#### [What you need to do]
Each line of the data below that carries the word "name" needs to be copied.

[Start of section]

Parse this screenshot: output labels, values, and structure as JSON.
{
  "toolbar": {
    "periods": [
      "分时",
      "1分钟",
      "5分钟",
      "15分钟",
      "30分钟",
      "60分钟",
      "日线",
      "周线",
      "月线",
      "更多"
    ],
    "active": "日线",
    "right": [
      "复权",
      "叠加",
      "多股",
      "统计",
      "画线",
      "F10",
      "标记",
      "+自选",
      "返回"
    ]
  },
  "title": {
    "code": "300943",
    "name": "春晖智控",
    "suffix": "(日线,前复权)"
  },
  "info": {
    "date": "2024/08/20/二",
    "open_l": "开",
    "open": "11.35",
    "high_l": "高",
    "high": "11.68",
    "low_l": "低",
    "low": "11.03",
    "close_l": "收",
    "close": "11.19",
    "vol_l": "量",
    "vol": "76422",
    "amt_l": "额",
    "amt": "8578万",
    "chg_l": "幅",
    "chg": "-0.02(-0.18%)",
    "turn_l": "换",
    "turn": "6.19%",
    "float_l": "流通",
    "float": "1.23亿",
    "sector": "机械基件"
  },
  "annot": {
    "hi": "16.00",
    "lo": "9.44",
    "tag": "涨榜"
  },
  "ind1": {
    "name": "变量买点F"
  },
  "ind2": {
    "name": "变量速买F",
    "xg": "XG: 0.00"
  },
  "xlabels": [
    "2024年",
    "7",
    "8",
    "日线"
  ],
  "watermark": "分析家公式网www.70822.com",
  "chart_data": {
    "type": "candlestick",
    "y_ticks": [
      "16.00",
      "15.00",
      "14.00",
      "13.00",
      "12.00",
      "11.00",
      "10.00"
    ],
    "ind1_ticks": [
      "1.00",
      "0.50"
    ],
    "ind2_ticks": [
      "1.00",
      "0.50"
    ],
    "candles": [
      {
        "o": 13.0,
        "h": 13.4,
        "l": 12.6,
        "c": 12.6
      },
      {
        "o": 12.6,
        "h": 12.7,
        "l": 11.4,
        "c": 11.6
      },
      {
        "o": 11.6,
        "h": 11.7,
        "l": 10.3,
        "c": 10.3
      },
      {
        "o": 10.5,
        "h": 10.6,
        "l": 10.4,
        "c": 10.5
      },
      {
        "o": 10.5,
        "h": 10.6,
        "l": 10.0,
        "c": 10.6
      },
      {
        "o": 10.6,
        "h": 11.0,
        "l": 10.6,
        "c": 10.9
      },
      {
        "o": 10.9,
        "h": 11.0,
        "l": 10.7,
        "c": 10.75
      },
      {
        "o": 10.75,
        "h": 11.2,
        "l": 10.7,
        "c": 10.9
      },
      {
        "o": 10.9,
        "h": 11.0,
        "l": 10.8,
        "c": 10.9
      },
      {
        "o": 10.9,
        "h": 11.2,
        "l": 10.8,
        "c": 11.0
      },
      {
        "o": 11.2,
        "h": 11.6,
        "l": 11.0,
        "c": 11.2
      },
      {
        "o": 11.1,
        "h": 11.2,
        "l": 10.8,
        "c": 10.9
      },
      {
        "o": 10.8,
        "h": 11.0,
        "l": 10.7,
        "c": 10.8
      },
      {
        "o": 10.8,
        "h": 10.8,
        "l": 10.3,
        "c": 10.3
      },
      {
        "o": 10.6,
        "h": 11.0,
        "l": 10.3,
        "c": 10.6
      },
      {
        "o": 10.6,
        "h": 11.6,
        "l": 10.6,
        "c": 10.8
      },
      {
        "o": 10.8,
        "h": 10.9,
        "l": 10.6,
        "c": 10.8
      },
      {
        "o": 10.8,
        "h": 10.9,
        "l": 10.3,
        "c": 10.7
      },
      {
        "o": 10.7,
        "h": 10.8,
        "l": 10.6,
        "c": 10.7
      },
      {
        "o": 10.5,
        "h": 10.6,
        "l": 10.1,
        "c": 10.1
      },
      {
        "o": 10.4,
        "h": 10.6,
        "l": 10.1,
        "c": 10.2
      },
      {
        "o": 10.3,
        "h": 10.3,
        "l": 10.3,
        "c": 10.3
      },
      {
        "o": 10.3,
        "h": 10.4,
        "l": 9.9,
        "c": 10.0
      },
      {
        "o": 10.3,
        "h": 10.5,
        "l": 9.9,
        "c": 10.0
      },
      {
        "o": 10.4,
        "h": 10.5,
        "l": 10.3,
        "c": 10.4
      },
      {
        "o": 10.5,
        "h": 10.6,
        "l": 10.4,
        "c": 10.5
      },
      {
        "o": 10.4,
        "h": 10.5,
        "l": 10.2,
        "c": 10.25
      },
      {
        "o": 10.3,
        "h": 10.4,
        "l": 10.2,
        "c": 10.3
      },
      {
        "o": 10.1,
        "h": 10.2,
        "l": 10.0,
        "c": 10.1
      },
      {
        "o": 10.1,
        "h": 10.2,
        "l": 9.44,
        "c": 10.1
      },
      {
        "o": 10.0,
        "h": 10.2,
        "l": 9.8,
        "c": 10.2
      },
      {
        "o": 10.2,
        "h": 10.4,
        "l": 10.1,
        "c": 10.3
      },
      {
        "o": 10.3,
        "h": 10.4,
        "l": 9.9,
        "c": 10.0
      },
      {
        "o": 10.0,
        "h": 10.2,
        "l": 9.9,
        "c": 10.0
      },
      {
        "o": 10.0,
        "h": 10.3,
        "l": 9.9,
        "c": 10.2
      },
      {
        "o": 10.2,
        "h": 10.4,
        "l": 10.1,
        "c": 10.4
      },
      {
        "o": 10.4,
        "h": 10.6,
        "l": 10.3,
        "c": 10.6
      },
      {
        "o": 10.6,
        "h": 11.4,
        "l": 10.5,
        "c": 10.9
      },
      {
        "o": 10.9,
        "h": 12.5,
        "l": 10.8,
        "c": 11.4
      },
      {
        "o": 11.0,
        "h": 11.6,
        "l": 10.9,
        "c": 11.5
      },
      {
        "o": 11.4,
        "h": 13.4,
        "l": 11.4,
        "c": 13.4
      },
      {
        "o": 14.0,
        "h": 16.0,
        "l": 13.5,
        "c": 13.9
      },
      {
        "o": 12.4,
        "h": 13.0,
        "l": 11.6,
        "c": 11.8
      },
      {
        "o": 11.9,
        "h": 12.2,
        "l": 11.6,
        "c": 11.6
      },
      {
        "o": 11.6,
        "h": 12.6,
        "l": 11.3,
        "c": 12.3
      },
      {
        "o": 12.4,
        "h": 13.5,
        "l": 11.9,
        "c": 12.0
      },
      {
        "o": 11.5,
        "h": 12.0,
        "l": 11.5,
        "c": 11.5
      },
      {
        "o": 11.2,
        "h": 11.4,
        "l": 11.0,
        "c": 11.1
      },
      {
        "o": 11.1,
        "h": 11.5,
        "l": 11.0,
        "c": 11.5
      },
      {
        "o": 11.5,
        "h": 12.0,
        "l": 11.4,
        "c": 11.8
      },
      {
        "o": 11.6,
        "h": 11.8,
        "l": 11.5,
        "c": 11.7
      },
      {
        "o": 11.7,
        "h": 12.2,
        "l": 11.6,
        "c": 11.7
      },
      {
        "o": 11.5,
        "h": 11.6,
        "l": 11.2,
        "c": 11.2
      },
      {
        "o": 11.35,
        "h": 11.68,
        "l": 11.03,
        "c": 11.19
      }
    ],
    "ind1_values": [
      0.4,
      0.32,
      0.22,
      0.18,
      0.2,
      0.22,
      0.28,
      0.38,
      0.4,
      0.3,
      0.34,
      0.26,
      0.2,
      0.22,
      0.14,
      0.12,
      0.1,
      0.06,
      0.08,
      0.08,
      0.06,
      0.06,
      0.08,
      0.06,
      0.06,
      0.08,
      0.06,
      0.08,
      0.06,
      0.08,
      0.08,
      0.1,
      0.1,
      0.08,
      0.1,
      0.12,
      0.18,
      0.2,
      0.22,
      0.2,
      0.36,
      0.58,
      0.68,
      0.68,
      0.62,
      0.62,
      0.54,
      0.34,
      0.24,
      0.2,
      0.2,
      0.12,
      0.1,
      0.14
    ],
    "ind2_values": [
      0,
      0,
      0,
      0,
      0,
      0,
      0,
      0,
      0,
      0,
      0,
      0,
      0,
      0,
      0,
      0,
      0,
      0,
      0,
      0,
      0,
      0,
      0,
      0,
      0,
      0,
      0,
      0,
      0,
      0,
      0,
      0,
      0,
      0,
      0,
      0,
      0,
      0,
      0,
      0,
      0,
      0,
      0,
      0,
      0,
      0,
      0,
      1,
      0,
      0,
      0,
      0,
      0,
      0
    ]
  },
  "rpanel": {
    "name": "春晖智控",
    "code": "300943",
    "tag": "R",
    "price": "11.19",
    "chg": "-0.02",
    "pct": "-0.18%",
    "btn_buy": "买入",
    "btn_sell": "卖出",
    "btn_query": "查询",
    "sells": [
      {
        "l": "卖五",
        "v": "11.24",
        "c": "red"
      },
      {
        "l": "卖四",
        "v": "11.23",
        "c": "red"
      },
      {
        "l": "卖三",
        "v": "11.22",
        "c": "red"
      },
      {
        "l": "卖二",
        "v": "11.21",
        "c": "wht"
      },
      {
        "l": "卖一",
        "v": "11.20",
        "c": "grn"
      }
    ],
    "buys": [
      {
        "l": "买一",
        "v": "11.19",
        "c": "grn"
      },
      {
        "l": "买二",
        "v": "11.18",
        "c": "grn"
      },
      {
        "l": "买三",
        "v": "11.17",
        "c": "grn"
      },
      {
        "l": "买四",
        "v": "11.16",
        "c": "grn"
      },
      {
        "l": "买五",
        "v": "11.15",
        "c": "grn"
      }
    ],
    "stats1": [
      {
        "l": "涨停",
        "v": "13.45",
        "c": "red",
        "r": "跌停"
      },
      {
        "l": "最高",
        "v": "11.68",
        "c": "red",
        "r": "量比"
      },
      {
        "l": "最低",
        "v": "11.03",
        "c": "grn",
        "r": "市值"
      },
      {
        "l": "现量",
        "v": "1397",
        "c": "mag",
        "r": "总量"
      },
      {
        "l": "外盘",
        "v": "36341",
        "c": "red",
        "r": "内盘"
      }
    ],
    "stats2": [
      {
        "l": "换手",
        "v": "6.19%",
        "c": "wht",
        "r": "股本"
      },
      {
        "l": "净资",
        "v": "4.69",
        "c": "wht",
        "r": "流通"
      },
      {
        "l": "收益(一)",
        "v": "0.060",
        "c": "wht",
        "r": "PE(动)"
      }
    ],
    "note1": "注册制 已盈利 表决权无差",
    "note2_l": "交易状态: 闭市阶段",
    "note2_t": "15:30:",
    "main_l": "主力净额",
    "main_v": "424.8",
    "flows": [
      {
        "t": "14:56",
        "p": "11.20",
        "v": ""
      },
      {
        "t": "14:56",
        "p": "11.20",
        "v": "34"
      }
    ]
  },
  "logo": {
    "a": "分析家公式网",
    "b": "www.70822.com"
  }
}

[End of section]

#### [Output of the task]
    "name": "春晖智控",
    "name": "变量买点F"
    "name": "变量速买F",
    "name": "春晖智控",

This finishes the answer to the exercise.